**Task prompt**:
Leaving the pictures aside, return the listing exactly as it appears.

------ Records to use

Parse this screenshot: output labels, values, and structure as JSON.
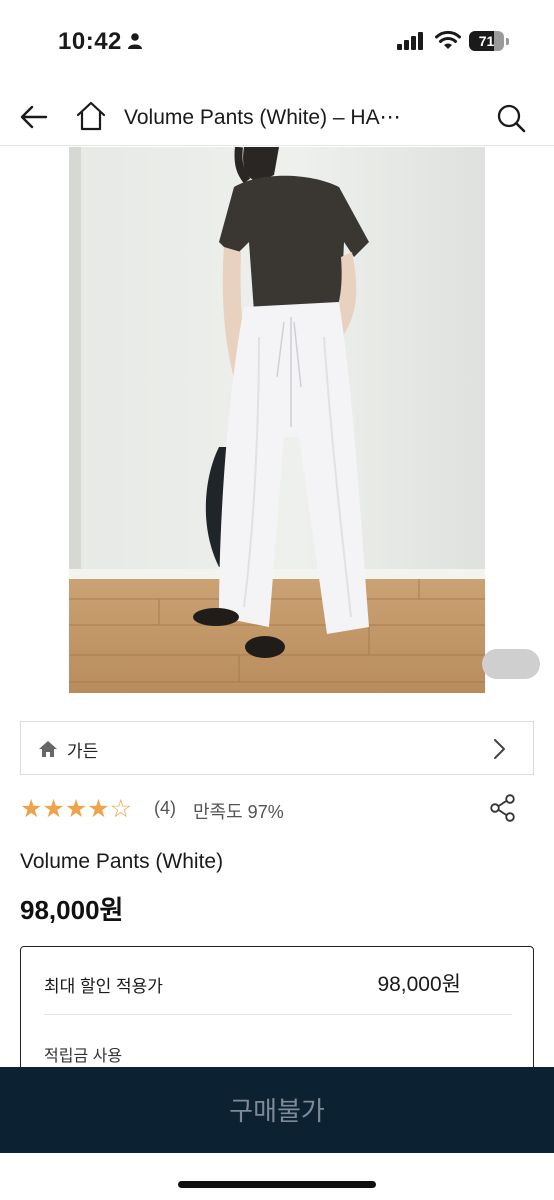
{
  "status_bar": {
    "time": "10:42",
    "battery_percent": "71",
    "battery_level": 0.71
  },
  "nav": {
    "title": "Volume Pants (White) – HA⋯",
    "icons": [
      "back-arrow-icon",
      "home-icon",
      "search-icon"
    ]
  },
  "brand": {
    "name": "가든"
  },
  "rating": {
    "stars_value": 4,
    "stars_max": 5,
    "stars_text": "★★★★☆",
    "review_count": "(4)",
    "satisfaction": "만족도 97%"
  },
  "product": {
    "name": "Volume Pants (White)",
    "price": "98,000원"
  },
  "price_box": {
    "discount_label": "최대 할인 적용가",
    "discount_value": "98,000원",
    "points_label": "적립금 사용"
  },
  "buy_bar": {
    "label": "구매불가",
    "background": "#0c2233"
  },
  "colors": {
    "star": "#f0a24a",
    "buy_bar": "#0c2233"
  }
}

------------

**Reply**:
Parse this screenshot: output labels, values, and structure as JSON.
{
  "status_bar": {
    "time": "10:42",
    "battery_percent": "71",
    "battery_level": 0.71
  },
  "nav": {
    "title": "Volume Pants (White) – HA⋯",
    "icons": [
      "back-arrow-icon",
      "home-icon",
      "search-icon"
    ]
  },
  "brand": {
    "name": "가든"
  },
  "rating": {
    "stars_value": 4,
    "stars_max": 5,
    "stars_text": "★★★★☆",
    "review_count": "(4)",
    "satisfaction": "만족도 97%"
  },
  "product": {
    "name": "Volume Pants (White)",
    "price": "98,000원"
  },
  "price_box": {
    "discount_label": "최대 할인 적용가",
    "discount_value": "98,000원",
    "points_label": "적립금 사용"
  },
  "buy_bar": {
    "label": "구매불가",
    "background": "#0c2233"
  },
  "colors": {
    "star": "#f0a24a",
    "buy_bar": "#0c2233"
  }
}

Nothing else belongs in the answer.